Data about app and page elements
- Opening Delimiter -

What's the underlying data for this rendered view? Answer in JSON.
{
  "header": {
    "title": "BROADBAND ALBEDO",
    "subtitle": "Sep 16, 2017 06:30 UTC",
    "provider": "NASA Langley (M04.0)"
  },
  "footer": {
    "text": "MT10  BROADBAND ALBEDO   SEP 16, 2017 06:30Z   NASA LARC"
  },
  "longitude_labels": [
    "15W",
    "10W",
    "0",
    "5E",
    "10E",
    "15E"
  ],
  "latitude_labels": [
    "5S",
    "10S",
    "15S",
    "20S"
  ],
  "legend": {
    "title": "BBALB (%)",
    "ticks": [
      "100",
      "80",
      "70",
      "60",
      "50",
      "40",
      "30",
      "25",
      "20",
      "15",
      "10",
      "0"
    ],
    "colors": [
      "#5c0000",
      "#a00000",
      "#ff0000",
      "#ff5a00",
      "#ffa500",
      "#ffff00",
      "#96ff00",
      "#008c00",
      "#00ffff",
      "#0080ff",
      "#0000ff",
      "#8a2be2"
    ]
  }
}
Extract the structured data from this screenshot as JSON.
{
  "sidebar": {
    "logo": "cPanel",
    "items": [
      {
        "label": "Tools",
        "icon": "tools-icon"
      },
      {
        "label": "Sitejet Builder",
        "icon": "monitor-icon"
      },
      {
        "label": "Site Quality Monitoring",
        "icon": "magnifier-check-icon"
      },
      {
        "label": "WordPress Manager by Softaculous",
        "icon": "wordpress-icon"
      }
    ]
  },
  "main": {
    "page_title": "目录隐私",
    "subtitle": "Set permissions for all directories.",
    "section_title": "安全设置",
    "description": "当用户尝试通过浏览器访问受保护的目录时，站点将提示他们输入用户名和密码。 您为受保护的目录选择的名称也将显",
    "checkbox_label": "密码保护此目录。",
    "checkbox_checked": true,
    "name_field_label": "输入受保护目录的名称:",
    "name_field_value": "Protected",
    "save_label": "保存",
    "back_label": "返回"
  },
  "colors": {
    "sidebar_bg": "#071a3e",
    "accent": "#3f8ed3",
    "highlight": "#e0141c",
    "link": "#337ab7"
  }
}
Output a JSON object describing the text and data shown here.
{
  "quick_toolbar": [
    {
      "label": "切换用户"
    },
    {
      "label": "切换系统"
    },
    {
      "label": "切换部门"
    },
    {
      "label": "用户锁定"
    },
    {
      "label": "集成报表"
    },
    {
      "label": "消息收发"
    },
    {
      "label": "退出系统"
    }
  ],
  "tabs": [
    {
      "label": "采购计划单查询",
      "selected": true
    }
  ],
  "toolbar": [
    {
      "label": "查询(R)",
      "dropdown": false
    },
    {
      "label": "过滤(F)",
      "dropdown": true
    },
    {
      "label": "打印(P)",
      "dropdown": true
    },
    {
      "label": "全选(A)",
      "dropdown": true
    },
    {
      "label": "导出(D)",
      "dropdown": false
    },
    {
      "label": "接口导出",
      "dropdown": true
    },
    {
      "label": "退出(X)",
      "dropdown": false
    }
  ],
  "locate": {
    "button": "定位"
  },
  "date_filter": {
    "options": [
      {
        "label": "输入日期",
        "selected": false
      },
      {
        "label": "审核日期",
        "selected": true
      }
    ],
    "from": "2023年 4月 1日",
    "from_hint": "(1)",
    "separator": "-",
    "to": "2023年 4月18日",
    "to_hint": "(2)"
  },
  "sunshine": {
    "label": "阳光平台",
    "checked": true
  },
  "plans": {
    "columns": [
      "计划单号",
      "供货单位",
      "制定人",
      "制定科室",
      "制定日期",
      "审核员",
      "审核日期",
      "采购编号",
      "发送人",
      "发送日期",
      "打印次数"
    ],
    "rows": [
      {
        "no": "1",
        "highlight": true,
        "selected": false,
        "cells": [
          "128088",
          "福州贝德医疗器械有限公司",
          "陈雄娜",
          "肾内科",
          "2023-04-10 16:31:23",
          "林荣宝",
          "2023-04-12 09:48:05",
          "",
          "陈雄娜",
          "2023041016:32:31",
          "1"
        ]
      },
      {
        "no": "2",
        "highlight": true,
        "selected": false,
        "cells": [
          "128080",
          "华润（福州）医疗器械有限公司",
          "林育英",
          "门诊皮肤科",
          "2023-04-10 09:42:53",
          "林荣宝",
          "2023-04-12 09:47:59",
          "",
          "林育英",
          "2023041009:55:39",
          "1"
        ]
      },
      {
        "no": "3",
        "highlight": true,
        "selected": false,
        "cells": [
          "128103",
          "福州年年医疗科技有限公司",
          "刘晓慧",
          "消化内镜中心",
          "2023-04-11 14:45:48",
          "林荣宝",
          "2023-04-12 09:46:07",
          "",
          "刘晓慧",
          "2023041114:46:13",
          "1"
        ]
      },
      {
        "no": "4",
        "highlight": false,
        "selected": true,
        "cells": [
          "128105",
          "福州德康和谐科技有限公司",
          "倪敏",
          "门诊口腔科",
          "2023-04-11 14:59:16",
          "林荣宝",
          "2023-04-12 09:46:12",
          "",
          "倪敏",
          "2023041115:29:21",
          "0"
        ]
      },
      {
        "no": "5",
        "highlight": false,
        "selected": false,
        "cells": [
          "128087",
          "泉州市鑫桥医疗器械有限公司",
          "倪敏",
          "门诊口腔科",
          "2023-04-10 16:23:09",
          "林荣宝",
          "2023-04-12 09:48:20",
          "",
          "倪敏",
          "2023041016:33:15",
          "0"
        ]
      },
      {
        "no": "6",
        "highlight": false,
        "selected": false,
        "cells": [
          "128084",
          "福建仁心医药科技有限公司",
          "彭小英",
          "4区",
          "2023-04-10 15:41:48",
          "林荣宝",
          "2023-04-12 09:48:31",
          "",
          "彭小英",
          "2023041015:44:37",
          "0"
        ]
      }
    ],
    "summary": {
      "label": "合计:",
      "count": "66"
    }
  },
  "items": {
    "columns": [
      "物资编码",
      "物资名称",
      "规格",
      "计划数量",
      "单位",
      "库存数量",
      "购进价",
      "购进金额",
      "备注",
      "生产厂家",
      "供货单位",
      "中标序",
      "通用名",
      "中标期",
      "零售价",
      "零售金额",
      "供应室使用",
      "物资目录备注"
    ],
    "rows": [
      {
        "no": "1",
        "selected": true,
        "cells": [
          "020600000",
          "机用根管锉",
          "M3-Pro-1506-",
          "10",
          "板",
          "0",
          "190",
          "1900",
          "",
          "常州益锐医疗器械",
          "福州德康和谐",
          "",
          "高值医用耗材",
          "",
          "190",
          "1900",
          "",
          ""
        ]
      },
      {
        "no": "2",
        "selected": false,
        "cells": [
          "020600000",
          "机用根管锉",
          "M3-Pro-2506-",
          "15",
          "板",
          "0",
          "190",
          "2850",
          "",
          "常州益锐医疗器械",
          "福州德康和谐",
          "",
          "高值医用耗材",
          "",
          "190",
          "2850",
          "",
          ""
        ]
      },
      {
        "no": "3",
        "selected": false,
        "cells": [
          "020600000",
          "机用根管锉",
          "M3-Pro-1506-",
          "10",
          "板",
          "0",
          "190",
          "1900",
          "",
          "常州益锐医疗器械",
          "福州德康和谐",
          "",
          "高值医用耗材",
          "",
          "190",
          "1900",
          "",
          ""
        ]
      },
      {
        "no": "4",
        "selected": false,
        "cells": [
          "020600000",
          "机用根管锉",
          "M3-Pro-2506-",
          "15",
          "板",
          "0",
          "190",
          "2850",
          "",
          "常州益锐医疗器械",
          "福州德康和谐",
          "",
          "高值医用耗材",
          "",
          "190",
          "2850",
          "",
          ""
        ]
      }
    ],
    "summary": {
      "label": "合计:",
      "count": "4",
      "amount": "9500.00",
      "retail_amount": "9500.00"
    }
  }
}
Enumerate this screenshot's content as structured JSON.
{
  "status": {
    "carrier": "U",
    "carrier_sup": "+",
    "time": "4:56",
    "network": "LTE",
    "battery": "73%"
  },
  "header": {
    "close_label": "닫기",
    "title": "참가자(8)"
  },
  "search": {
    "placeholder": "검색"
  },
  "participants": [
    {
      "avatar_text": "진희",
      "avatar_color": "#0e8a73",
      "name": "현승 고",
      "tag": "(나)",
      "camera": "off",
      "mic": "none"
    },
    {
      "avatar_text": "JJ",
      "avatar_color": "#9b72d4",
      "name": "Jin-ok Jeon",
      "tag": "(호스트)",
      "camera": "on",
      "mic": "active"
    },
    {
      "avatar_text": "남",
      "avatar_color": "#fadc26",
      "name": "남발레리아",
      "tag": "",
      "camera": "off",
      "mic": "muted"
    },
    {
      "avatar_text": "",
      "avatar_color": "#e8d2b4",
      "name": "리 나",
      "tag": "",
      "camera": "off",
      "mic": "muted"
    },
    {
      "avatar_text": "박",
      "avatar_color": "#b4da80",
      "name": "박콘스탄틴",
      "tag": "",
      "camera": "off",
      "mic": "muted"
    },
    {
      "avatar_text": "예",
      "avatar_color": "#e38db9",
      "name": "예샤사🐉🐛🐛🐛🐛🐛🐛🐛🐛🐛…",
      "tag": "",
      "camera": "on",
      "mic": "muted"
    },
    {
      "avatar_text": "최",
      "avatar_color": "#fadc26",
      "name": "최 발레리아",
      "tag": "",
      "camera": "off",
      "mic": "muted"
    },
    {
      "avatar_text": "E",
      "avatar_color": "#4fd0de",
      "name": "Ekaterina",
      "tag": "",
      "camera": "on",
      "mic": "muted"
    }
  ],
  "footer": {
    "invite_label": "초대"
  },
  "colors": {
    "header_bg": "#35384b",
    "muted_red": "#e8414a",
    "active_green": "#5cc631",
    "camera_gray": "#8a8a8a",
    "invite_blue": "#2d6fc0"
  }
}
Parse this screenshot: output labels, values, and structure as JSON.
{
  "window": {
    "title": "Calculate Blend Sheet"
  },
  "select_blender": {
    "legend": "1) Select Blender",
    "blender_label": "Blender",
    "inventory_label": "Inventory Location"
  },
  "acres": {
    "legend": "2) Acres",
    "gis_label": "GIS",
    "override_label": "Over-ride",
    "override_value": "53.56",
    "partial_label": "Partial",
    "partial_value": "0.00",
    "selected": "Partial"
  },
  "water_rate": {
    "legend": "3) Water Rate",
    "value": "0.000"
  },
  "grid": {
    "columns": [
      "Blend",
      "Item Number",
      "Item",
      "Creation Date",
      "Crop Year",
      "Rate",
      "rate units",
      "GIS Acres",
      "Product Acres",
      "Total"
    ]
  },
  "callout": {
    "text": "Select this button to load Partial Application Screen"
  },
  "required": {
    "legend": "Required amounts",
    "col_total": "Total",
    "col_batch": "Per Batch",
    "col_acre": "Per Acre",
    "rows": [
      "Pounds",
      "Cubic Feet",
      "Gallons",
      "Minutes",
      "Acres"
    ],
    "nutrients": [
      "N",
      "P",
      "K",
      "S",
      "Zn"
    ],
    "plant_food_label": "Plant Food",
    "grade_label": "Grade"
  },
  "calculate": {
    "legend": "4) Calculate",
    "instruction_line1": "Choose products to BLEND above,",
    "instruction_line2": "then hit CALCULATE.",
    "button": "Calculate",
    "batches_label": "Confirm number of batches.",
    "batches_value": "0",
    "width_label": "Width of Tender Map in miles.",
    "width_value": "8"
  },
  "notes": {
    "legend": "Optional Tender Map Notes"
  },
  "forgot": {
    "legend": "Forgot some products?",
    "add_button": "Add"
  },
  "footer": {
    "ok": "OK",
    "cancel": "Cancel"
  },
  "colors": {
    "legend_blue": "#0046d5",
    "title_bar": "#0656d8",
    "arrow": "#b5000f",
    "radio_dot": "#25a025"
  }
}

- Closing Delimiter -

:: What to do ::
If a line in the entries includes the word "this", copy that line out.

:: Answer space ::
What's the underlying data for this rendered view? Answer in JSON.
Extract the structured data from this screenshot as JSON.
Enumerate this screenshot's content as structured JSON.
Parse this screenshot: output labels, values, and structure as JSON.
    "text": "Select this button to load Partial Application Screen"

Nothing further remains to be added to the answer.